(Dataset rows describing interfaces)
______
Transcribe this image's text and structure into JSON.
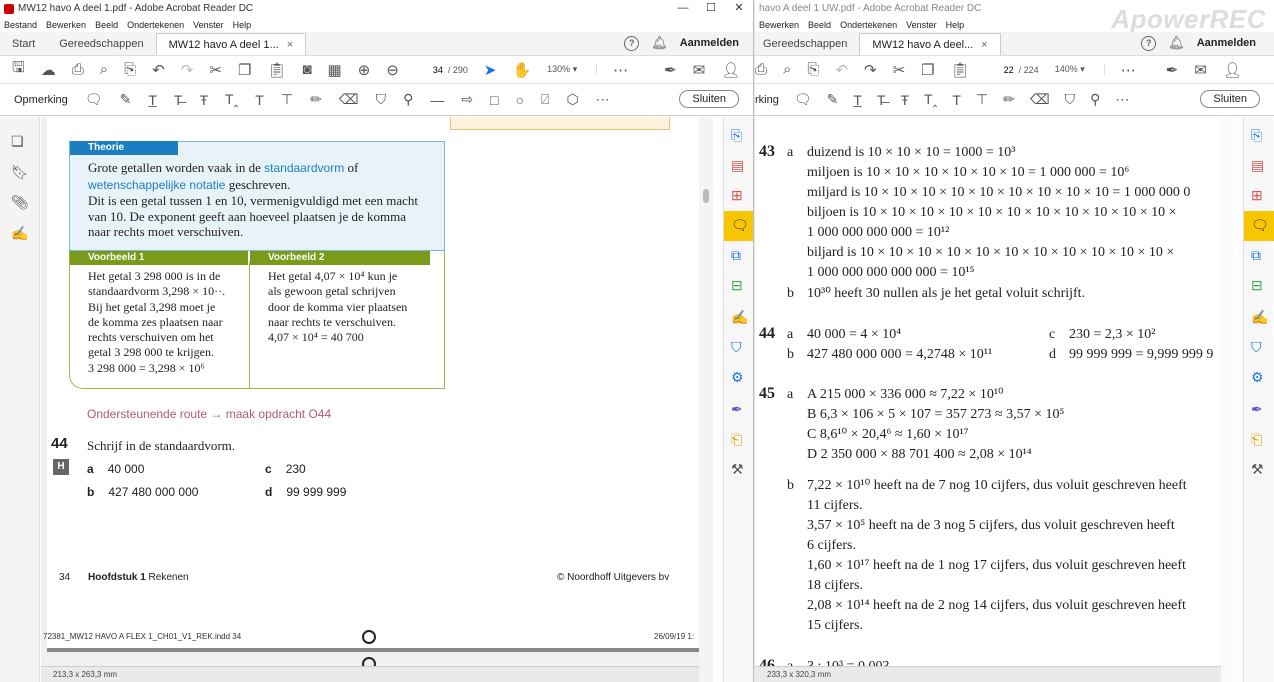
{
  "left_window": {
    "title": "MW12 havo A deel 1.pdf - Adobe Acrobat Reader DC",
    "window_controls": {
      "minimize": "—",
      "maximize": "☐",
      "close": "✕"
    },
    "menu": [
      "Bestand",
      "Bewerken",
      "Beeld",
      "Ondertekenen",
      "Venster",
      "Help"
    ],
    "tabs": {
      "start": "Start",
      "tools": "Gereedschappen",
      "document": "MW12 havo A deel 1...",
      "close": "×"
    },
    "sign_in": "Aanmelden",
    "page_current": "34",
    "page_total": "/ 290",
    "zoom": "130%",
    "annotate_label": "Opmerking",
    "close_button": "Sluiten",
    "page_size": "213,3 x 263,3 mm",
    "page": {
      "theory_title": "Theorie",
      "theory_line1_pre": "Grote getallen worden vaak in de ",
      "theory_hl1": "standaardvorm",
      "theory_line1_post": " of",
      "theory_hl2": "wetenschappelijke notatie",
      "theory_line2_post": " geschreven.",
      "theory_line3": "Dit is een getal tussen 1 en 10, vermenigvuldigd met een macht",
      "theory_line4": "van 10. De exponent geeft aan hoeveel plaatsen je de komma",
      "theory_line5": "naar rechts moet verschuiven.",
      "example1_title": "Voorbeeld 1",
      "example1_lines": [
        "Het getal  3 298 000 is in de",
        "standaardvorm 3,298 × 10··.",
        "Bij het getal 3,298 moet je",
        "de komma zes plaatsen naar",
        "rechts verschuiven om het",
        "getal 3 298 000 te krijgen.",
        "3 298 000 = 3,298 × 10⁶"
      ],
      "example2_title": "Voorbeeld 2",
      "example2_lines": [
        "Het getal  4,07 × 10⁴ kun je",
        "als gewoon getal schrijven",
        "door de komma vier plaatsen",
        "naar rechts te verschuiven.",
        "4,07 × 10⁴ =  40 700"
      ],
      "route": "Ondersteunende route → maak opdracht O44",
      "exercise_number": "44",
      "exercise_question": "Schrijf in de standaardvorm.",
      "badge": "H",
      "items": [
        {
          "letter": "a",
          "value": "40 000"
        },
        {
          "letter": "c",
          "value": "230"
        },
        {
          "letter": "b",
          "value": "427 480 000 000"
        },
        {
          "letter": "d",
          "value": "99 999 999"
        }
      ],
      "footer_page": "34",
      "footer_chapter_bold": "Hoofdstuk 1",
      "footer_chapter": " Rekenen",
      "footer_publisher": "© Noordhoff Uitgevers bv",
      "slug_file": "72381_MW12 HAVO A FLEX 1_CH01_V1_REK.indd   34",
      "slug_date": "26/09/19   1:"
    }
  },
  "right_window": {
    "title": "havo A deel 1 UW.pdf - Adobe Acrobat Reader DC",
    "watermark": "ApowerREC",
    "menu": [
      "Bewerken",
      "Beeld",
      "Ondertekenen",
      "Venster",
      "Help"
    ],
    "tabs": {
      "tools": "Gereedschappen",
      "document": "MW12 havo A deel...",
      "close": "×"
    },
    "sign_in": "Aanmelden",
    "page_current": "22",
    "page_total": "/ 224",
    "zoom": "140%",
    "annotate_label": "rking",
    "close_button": "Sluiten",
    "page_size": "233,3 x 320,3 mm",
    "solutions": {
      "s43_num": "43",
      "s43a": [
        "duizend is 10 × 10 × 10 = 1000 = 10³",
        "miljoen is 10 × 10 × 10 × 10 × 10 × 10 = 1 000 000 = 10⁶",
        "miljard is 10 × 10 × 10 × 10 × 10 × 10 × 10 × 10 × 10 = 1 000 000 0",
        "biljoen is 10 × 10 × 10 × 10 × 10 × 10 × 10 × 10 × 10 × 10 × 10 ×",
        "1 000 000 000 000 = 10¹²",
        "biljard is 10 × 10 × 10 × 10 × 10 × 10 × 10 × 10 × 10 × 10 × 10 ×",
        "1 000 000 000 000 000 = 10¹⁵"
      ],
      "s43b": "10³⁰ heeft 30 nullen als je het getal voluit schrijft.",
      "s44_num": "44",
      "s44a": "40 000 = 4 × 10⁴",
      "s44b": "427 480 000 000 = 4,2748 × 10¹¹",
      "s44c": "230 = 2,3 × 10²",
      "s44d": "99 999 999 = 9,999 999 9",
      "s45_num": "45",
      "s45a": [
        "A  215 000 × 336 000 ≈ 7,22 × 10¹⁰",
        "B  6,3 × 106 × 5 × 107 = 357 273 ≈ 3,57 × 10⁵",
        "C  8,6¹⁰ × 20,4⁶ ≈ 1,60 × 10¹⁷",
        "D  2 350 000 × 88 701 400 ≈ 2,08 × 10¹⁴"
      ],
      "s45b": [
        "7,22 × 10¹⁰ heeft na de 7 nog 10 cijfers, dus voluit geschreven heeft",
        "11 cijfers.",
        "3,57 × 10⁵ heeft na de 3 nog 5 cijfers, dus voluit geschreven heeft",
        "6 cijfers.",
        "1,60 × 10¹⁷ heeft na de 1 nog 17 cijfers, dus voluit geschreven heeft",
        "18 cijfers.",
        "2,08 × 10¹⁴ heeft na de 2 nog 14 cijfers, dus voluit geschreven heeft",
        "15 cijfers."
      ],
      "s46_num": "46",
      "s46a": "3 : 10³ = 0,003"
    }
  },
  "labels": {
    "a": "a",
    "b": "b",
    "c": "c",
    "d": "d"
  }
}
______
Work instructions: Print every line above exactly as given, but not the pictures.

Answer area:
Transcribe this image's text and structure into JSON.
{
  "left_window": {
    "title": "MW12 havo A deel 1.pdf - Adobe Acrobat Reader DC",
    "window_controls": {
      "minimize": "—",
      "maximize": "☐",
      "close": "✕"
    },
    "menu": [
      "Bestand",
      "Bewerken",
      "Beeld",
      "Ondertekenen",
      "Venster",
      "Help"
    ],
    "tabs": {
      "start": "Start",
      "tools": "Gereedschappen",
      "document": "MW12 havo A deel 1...",
      "close": "×"
    },
    "sign_in": "Aanmelden",
    "page_current": "34",
    "page_total": "/ 290",
    "zoom": "130%",
    "annotate_label": "Opmerking",
    "close_button": "Sluiten",
    "page_size": "213,3 x 263,3 mm",
    "page": {
      "theory_title": "Theorie",
      "theory_line1_pre": "Grote getallen worden vaak in de ",
      "theory_hl1": "standaardvorm",
      "theory_line1_post": " of",
      "theory_hl2": "wetenschappelijke notatie",
      "theory_line2_post": " geschreven.",
      "theory_line3": "Dit is een getal tussen 1 en 10, vermenigvuldigd met een macht",
      "theory_line4": "van 10. De exponent geeft aan hoeveel plaatsen je de komma",
      "theory_line5": "naar rechts moet verschuiven.",
      "example1_title": "Voorbeeld 1",
      "example1_lines": [
        "Het getal  3 298 000 is in de",
        "standaardvorm 3,298 × 10··.",
        "Bij het getal 3,298 moet je",
        "de komma zes plaatsen naar",
        "rechts verschuiven om het",
        "getal 3 298 000 te krijgen.",
        "3 298 000 = 3,298 × 10⁶"
      ],
      "example2_title": "Voorbeeld 2",
      "example2_lines": [
        "Het getal  4,07 × 10⁴ kun je",
        "als gewoon getal schrijven",
        "door de komma vier plaatsen",
        "naar rechts te verschuiven.",
        "4,07 × 10⁴ =  40 700"
      ],
      "route": "Ondersteunende route → maak opdracht O44",
      "exercise_number": "44",
      "exercise_question": "Schrijf in de standaardvorm.",
      "badge": "H",
      "items": [
        {
          "letter": "a",
          "value": "40 000"
        },
        {
          "letter": "c",
          "value": "230"
        },
        {
          "letter": "b",
          "value": "427 480 000 000"
        },
        {
          "letter": "d",
          "value": "99 999 999"
        }
      ],
      "footer_page": "34",
      "footer_chapter_bold": "Hoofdstuk 1",
      "footer_chapter": " Rekenen",
      "footer_publisher": "© Noordhoff Uitgevers bv",
      "slug_file": "72381_MW12 HAVO A FLEX 1_CH01_V1_REK.indd   34",
      "slug_date": "26/09/19   1:"
    }
  },
  "right_window": {
    "title": "havo A deel 1 UW.pdf - Adobe Acrobat Reader DC",
    "watermark": "ApowerREC",
    "menu": [
      "Bewerken",
      "Beeld",
      "Ondertekenen",
      "Venster",
      "Help"
    ],
    "tabs": {
      "tools": "Gereedschappen",
      "document": "MW12 havo A deel...",
      "close": "×"
    },
    "sign_in": "Aanmelden",
    "page_current": "22",
    "page_total": "/ 224",
    "zoom": "140%",
    "annotate_label": "rking",
    "close_button": "Sluiten",
    "page_size": "233,3 x 320,3 mm",
    "solutions": {
      "s43_num": "43",
      "s43a": [
        "duizend is 10 × 10 × 10 = 1000 = 10³",
        "miljoen is 10 × 10 × 10 × 10 × 10 × 10 = 1 000 000 = 10⁶",
        "miljard is 10 × 10 × 10 × 10 × 10 × 10 × 10 × 10 × 10 = 1 000 000 0",
        "biljoen is 10 × 10 × 10 × 10 × 10 × 10 × 10 × 10 × 10 × 10 × 10 ×",
        "1 000 000 000 000 = 10¹²",
        "biljard is 10 × 10 × 10 × 10 × 10 × 10 × 10 × 10 × 10 × 10 × 10 ×",
        "1 000 000 000 000 000 = 10¹⁵"
      ],
      "s43b": "10³⁰ heeft 30 nullen als je het getal voluit schrijft.",
      "s44_num": "44",
      "s44a": "40 000 = 4 × 10⁴",
      "s44b": "427 480 000 000 = 4,2748 × 10¹¹",
      "s44c": "230 = 2,3 × 10²",
      "s44d": "99 999 999 = 9,999 999 9",
      "s45_num": "45",
      "s45a": [
        "A  215 000 × 336 000 ≈ 7,22 × 10¹⁰",
        "B  6,3 × 106 × 5 × 107 = 357 273 ≈ 3,57 × 10⁵",
        "C  8,6¹⁰ × 20,4⁶ ≈ 1,60 × 10¹⁷",
        "D  2 350 000 × 88 701 400 ≈ 2,08 × 10¹⁴"
      ],
      "s45b": [
        "7,22 × 10¹⁰ heeft na de 7 nog 10 cijfers, dus voluit geschreven heeft",
        "11 cijfers.",
        "3,57 × 10⁵ heeft na de 3 nog 5 cijfers, dus voluit geschreven heeft",
        "6 cijfers.",
        "1,60 × 10¹⁷ heeft na de 1 nog 17 cijfers, dus voluit geschreven heeft",
        "18 cijfers.",
        "2,08 × 10¹⁴ heeft na de 2 nog 14 cijfers, dus voluit geschreven heeft",
        "15 cijfers."
      ],
      "s46_num": "46",
      "s46a": "3 : 10³ = 0,003"
    }
  },
  "labels": {
    "a": "a",
    "b": "b",
    "c": "c",
    "d": "d"
  }
}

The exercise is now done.